Ingenico Group is using its experience in EMV-chip terminal upgrades and new momentum from Apple Pay to position itself for the U.S. conversion to smart-card technology.
The French terminal maker has seen a significant bump in requests for Near Field Communication configurations on EMV terminals to accept Apples new mobile payment system, said Thierry Denis, president of Ingenico North America. The U.S. card networks are pushing most companies to accept EMV-chip cards, which improve security over magnetic-stripe cards, by October 2015.
The heightened interest in NFC has helped Ingenico, considered the top terminal provider globally, improve its standing in the U.S., which is dominated by competitor VeriFone Systems Inc.
"We had a vision to double our market share in the U.S. by the end of 2015, but we are there already and our third-quarter statistics will bear that out," Denis said. "Progression in the U.S. is very quick for us now."
Ingenicos U.S. market share stands at roughly 30%, or double what it was two years ago, but still about half that of VeriFone, said Gil Luria, analyst with Los Angeles-based Wedbush Securities.
"Ingenico has a great emerging-markets business, including in China, and that is where most of their growth is coming from," Luria said. "They are in good shape because the EMV cycle in the U.S. market just adds on top of that."
Even before Apples Sept. 9 announcement of the iPhone 6 and Apple Watchs NFC payment capabilities, Ingenico was seeing strong progress in merchants upgrades to EMV technology, Denis said.
After the card networks 2015 deadline, fraud liability shifts to the entity not capable of handling EMV transactions. The deadline is not a mandate; those that miss the deadline will still be capable of accepting magnetic-stripe cards.
"Some who were not decided yet about how to approach EMV are now in a hurry and want NFC," Denis said. "But the portion of merchants not wanting EMV at all was really becoming very small."
Ingenicos efforts to sell EMV hardware received a boost when the U.S. payments industry came to an agreement on how to route EMV debit transactions to comply with the Durbin amendment, which requires that merchants have a choice of routing options.

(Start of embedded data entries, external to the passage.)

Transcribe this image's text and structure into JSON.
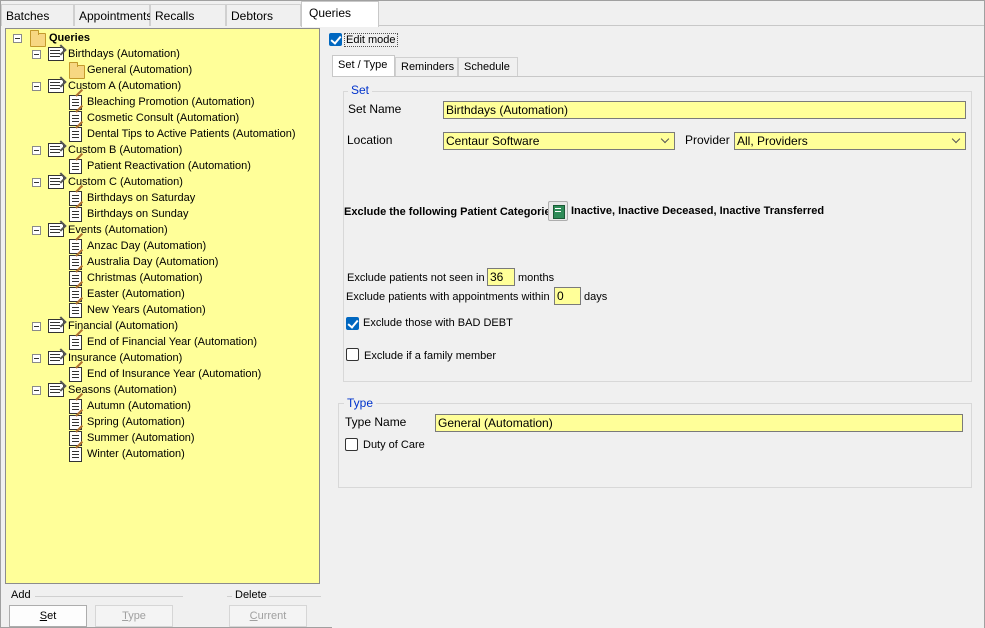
{
  "tabs": {
    "batches": "Batches",
    "appointments": "Appointments",
    "recalls": "Recalls",
    "debtors": "Debtors",
    "queries": "Queries"
  },
  "tree": {
    "root": "Queries",
    "birthdays": "Birthdays (Automation)",
    "birthdays_general": "General (Automation)",
    "custom_a": "Custom A (Automation)",
    "custom_a_1": "Bleaching Promotion (Automation)",
    "custom_a_2": "Cosmetic Consult (Automation)",
    "custom_a_3": "Dental Tips to Active Patients (Automation)",
    "custom_b": "Custom B (Automation)",
    "custom_b_1": "Patient Reactivation (Automation)",
    "custom_c": "Custom C (Automation)",
    "custom_c_1": "Birthdays on Saturday",
    "custom_c_2": "Birthdays on Sunday",
    "events": "Events (Automation)",
    "events_1": "Anzac Day (Automation)",
    "events_2": "Australia Day (Automation)",
    "events_3": "Christmas (Automation)",
    "events_4": "Easter (Automation)",
    "events_5": "New Years (Automation)",
    "financial": "Financial (Automation)",
    "financial_1": "End of Financial Year (Automation)",
    "insurance": "Insurance (Automation)",
    "insurance_1": "End of Insurance Year (Automation)",
    "seasons": "Seasons (Automation)",
    "seasons_1": "Autumn (Automation)",
    "seasons_2": "Spring (Automation)",
    "seasons_3": "Summer (Automation)",
    "seasons_4": "Winter (Automation)"
  },
  "add": {
    "label": "Add",
    "set_prefix": "",
    "set_u": "S",
    "set_rest": "et",
    "type_u": "T",
    "type_rest": "ype"
  },
  "delete": {
    "label": "Delete",
    "current_u": "C",
    "current_rest": "urrent"
  },
  "edit_mode": "Edit mode",
  "inner_tabs": {
    "set_type": "Set / Type",
    "reminders": "Reminders",
    "schedule": "Schedule"
  },
  "set": {
    "legend": "Set",
    "set_name_label": "Set Name",
    "set_name_value": "Birthdays (Automation)",
    "location_label": "Location",
    "location_value": "Centaur Software",
    "provider_label": "Provider",
    "provider_value": "All,   Providers",
    "exclude_categories_label": "Exclude the following Patient Categories:",
    "exclude_categories_value": "Inactive, Inactive Deceased, Inactive Transferred",
    "not_seen_label": "Exclude patients not seen in",
    "not_seen_value": "36",
    "not_seen_unit": "months",
    "appt_within_label": "Exclude patients with appointments within",
    "appt_within_value": "0",
    "appt_within_unit": "days",
    "bad_debt_label": "Exclude those with BAD DEBT",
    "family_label": "Exclude if a family member"
  },
  "type": {
    "legend": "Type",
    "type_name_label": "Type Name",
    "type_name_value": "General (Automation)",
    "duty_label": "Duty of Care"
  }
}
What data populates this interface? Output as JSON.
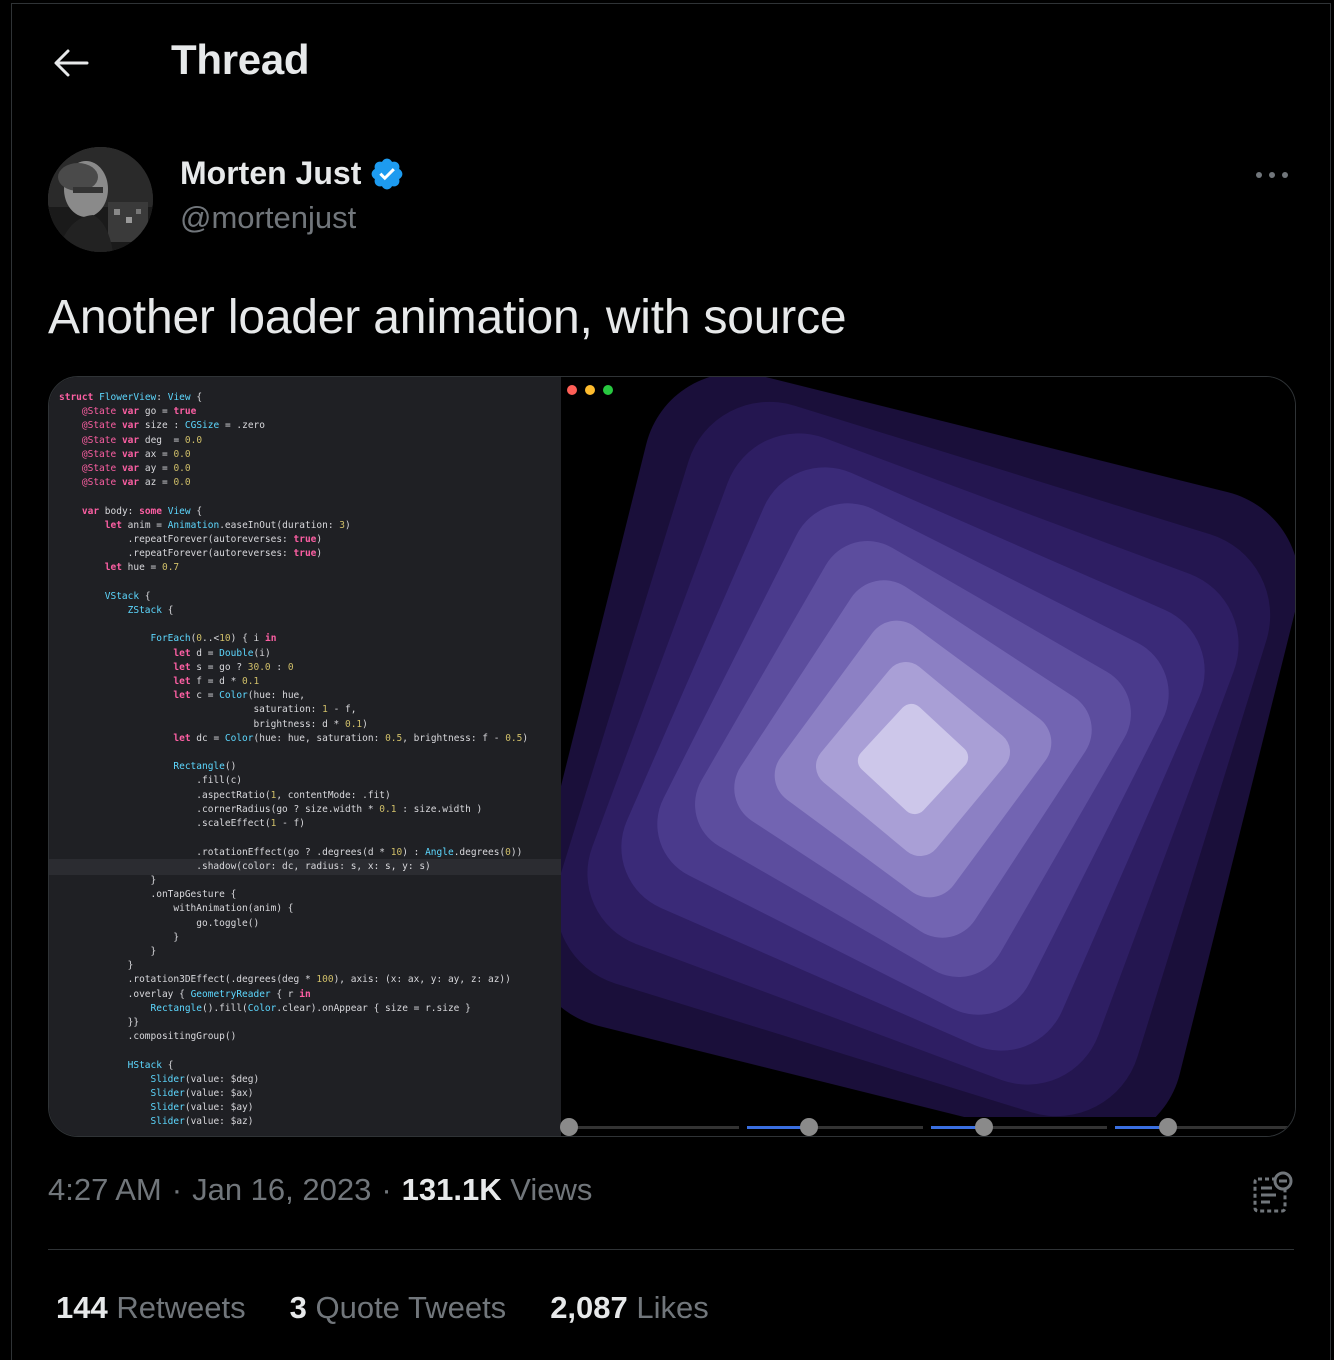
{
  "header": {
    "title": "Thread"
  },
  "author": {
    "display_name": "Morten Just",
    "handle": "@mortenjust",
    "verified": true
  },
  "tweet": {
    "text": "Another loader animation, with source"
  },
  "media": {
    "code": [
      "struct FlowerView: View {",
      "    @State var go = true",
      "    @State var size : CGSize = .zero",
      "    @State var deg  = 0.0",
      "    @State var ax = 0.0",
      "    @State var ay = 0.0",
      "    @State var az = 0.0",
      "",
      "    var body: some View {",
      "        let anim = Animation.easeInOut(duration: 3)",
      "            .repeatForever(autoreverses: true)",
      "            .repeatForever(autoreverses: true)",
      "        let hue = 0.7",
      "",
      "        VStack {",
      "            ZStack {",
      "",
      "                ForEach(0..<10) { i in",
      "                    let d = Double(i)",
      "                    let s = go ? 30.0 : 0",
      "                    let f = d * 0.1",
      "                    let c = Color(hue: hue,",
      "                                  saturation: 1 - f,",
      "                                  brightness: d * 0.1)",
      "                    let dc = Color(hue: hue, saturation: 0.5, brightness: f - 0.5)",
      "",
      "                    Rectangle()",
      "                        .fill(c)",
      "                        .aspectRatio(1, contentMode: .fit)",
      "                        .cornerRadius(go ? size.width * 0.1 : size.width )",
      "                        .scaleEffect(1 - f)",
      "",
      "                        .rotationEffect(go ? .degrees(d * 10) : Angle.degrees(0))",
      "                        .shadow(color: dc, radius: s, x: s, y: s)",
      "                }",
      "                .onTapGesture {",
      "                    withAnimation(anim) {",
      "                        go.toggle()",
      "                    }",
      "                }",
      "            }",
      "            .rotation3DEffect(.degrees(deg * 100), axis: (x: ax, y: ay, z: az))",
      "            .overlay { GeometryReader { r in",
      "                Rectangle().fill(Color.clear).onAppear { size = r.size }",
      "            }}",
      "            .compositingGroup()",
      "",
      "            HStack {",
      "                Slider(value: $deg)",
      "                Slider(value: $ax)",
      "                Slider(value: $ay)",
      "                Slider(value: $az)"
    ],
    "square_colors": [
      "#1a0f3a",
      "#241650",
      "#2e1e63",
      "#3a2a78",
      "#4a3a8c",
      "#5c4d9e",
      "#7264b2",
      "#8c80c4",
      "#a99fd6",
      "#cdc7ea"
    ],
    "window_dots": [
      "#ff5f57",
      "#febc2e",
      "#28c840"
    ],
    "sliders": [
      0.0,
      0.35,
      0.3,
      0.3
    ]
  },
  "meta": {
    "time": "4:27 AM",
    "sep1": "·",
    "date": "Jan 16, 2023",
    "sep2": "·",
    "views_count": "131.1K",
    "views_label": "Views"
  },
  "stats": {
    "retweets_count": "144",
    "retweets_label": "Retweets",
    "quotes_count": "3",
    "quotes_label": "Quote Tweets",
    "likes_count": "2,087",
    "likes_label": "Likes"
  },
  "colors": {
    "background": "#000000",
    "text": "#e7e9ea",
    "muted": "#71767b",
    "border": "#2f3336",
    "verified_blue": "#1d9bf0"
  }
}
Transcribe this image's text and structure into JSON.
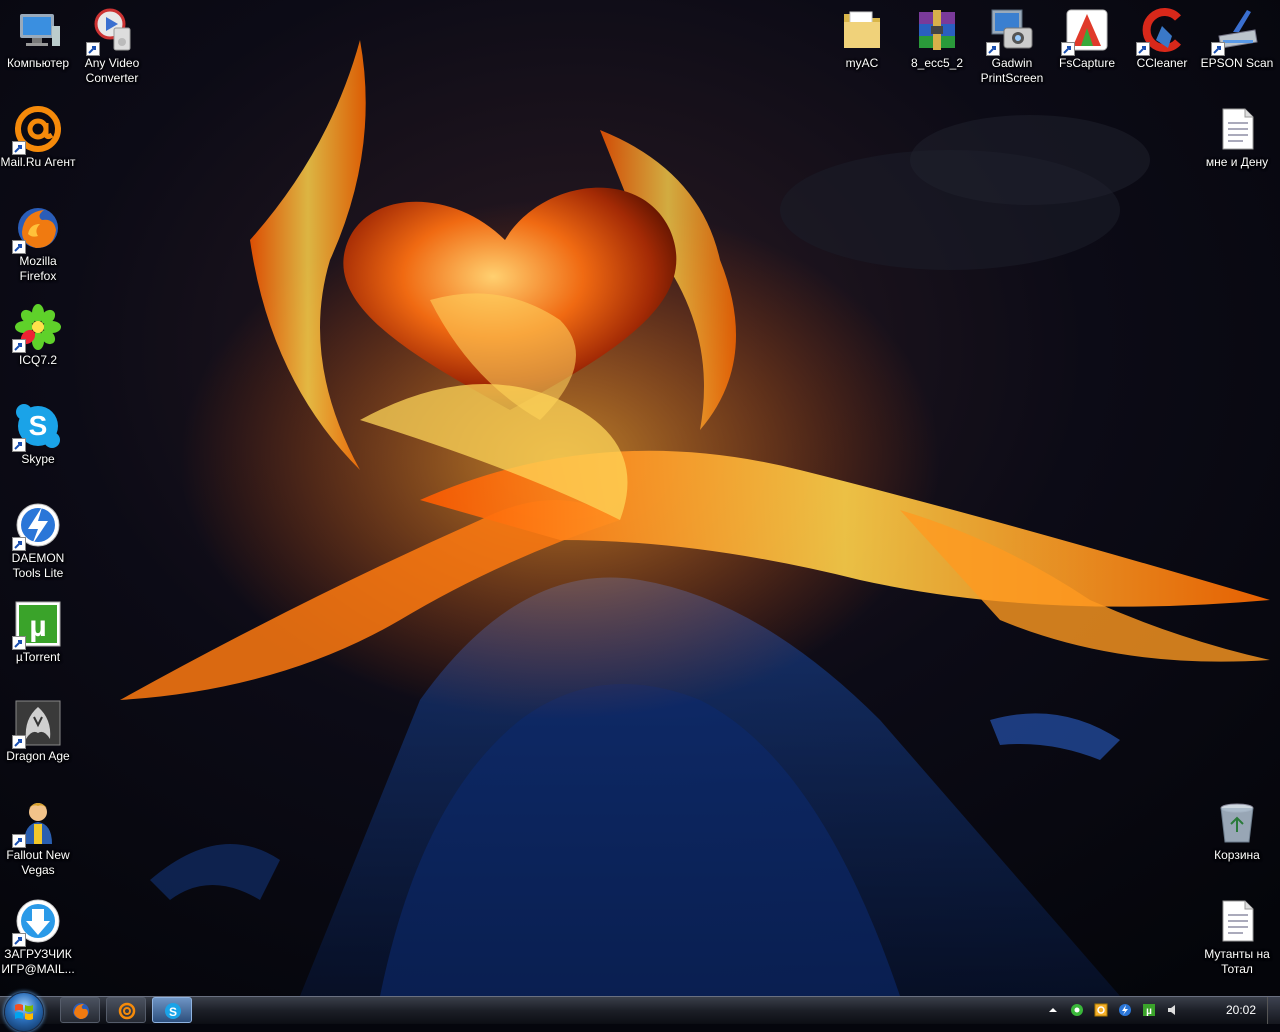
{
  "desktop": {
    "left_icons": [
      {
        "name": "computer-icon",
        "label": "Компьютер"
      },
      {
        "name": "any-video-converter-icon",
        "label": "Any Video Converter"
      },
      {
        "name": "mail-ru-agent-icon",
        "label": "Mail.Ru Агент"
      },
      {
        "name": "mozilla-firefox-icon",
        "label": "Mozilla Firefox"
      },
      {
        "name": "icq-icon",
        "label": "ICQ7.2"
      },
      {
        "name": "skype-icon",
        "label": "Skype"
      },
      {
        "name": "daemon-tools-icon",
        "label": "DAEMON Tools Lite"
      },
      {
        "name": "utorrent-icon",
        "label": "µTorrent"
      },
      {
        "name": "dragon-age-icon",
        "label": "Dragon Age"
      },
      {
        "name": "fallout-new-vegas-icon",
        "label": "Fallout New Vegas"
      },
      {
        "name": "game-loader-icon",
        "label": "ЗАГРУЗЧИК ИГР@MAIL..."
      }
    ],
    "right_icons": [
      {
        "name": "folder-icon",
        "label": "myAC"
      },
      {
        "name": "winrar-archive-icon",
        "label": "8_ecc5_2"
      },
      {
        "name": "gadwin-printscreen-icon",
        "label": "Gadwin PrintScreen"
      },
      {
        "name": "fscapture-icon",
        "label": "FsCapture"
      },
      {
        "name": "ccleaner-icon",
        "label": "CCleaner"
      },
      {
        "name": "epson-scan-icon",
        "label": "EPSON Scan"
      },
      {
        "name": "text-document-icon",
        "label": "мне и Дену"
      },
      {
        "name": "recycle-bin-icon",
        "label": "Корзина"
      },
      {
        "name": "text-document-icon",
        "label": "Мутанты на Тотал"
      }
    ]
  },
  "taskbar": {
    "start_icon": "windows-logo-icon",
    "pinned": [
      {
        "name": "firefox-taskbar-icon",
        "active": false
      },
      {
        "name": "mail-agent-taskbar-icon",
        "active": false
      },
      {
        "name": "skype-taskbar-icon",
        "active": true
      }
    ],
    "tray_icons": [
      "show-hidden-icons-chevron",
      "icq-tray-icon",
      "mail-agent-tray-icon",
      "daemon-tray-icon",
      "utorrent-tray-icon",
      "volume-icon"
    ],
    "clock": "20:02"
  },
  "colors": {
    "taskbar_bg": "#1c1f27",
    "flame": "#ff8a1a",
    "water": "#1d4fa8"
  }
}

Merchants also wont have to change anything on their terminals to accept Apple Pay transactions, Denis said.
"Apple Pays advantage is that it is using the traditional payments infrastructure, and we have confirmed that for our customers that they wont need anything else," Denis added. "We will have it ready, and all you have to do is turn it on."
U.S. Bancorps payment processing unit, Elavon, announced this week it will deploy Ingenico EMV terminals to its merchant clients in the hospitality, health care and education sectors in addition to retail.
Ingenico also plans to use its Roam subsidiary to capture more mobile point of sale interest in the U.S. The company will also benefit from its upcoming acquisition of online payments provider GlobalCollect, Denis said. Ingenico began the process in July of acquiring Global Collect for $1.2 billion.
"We are very different now," Denis said. "We are gaining market share in very different segments."
Its rival VeriFone has been focused on providing terminal technology in the petroleum and taxi cab sectors. But the two companies remain similar in their product offerings, even if they target different segments, Luria said.
Competition between Ingenico and VeriFone will likely stabilize, with both dominating certain markets, because Equinox has faded out as a No. 3 competitor, Luria said.
Toronto-based NBS Payment Solutions acquired all of the assets of Equinox Payments earlier this year, but the company plans to continue to operate under the Equinox name.
"Pax Technology in China is probably considered the No. 3 terminal maker in the world, but its a distant third, with Ingenico and VeriFone being much larger," Luria said.
Pax Technology and Spire Payments in the U.K. have made cases for themselves as the No. 3 terminal providers behind the major manufacturers.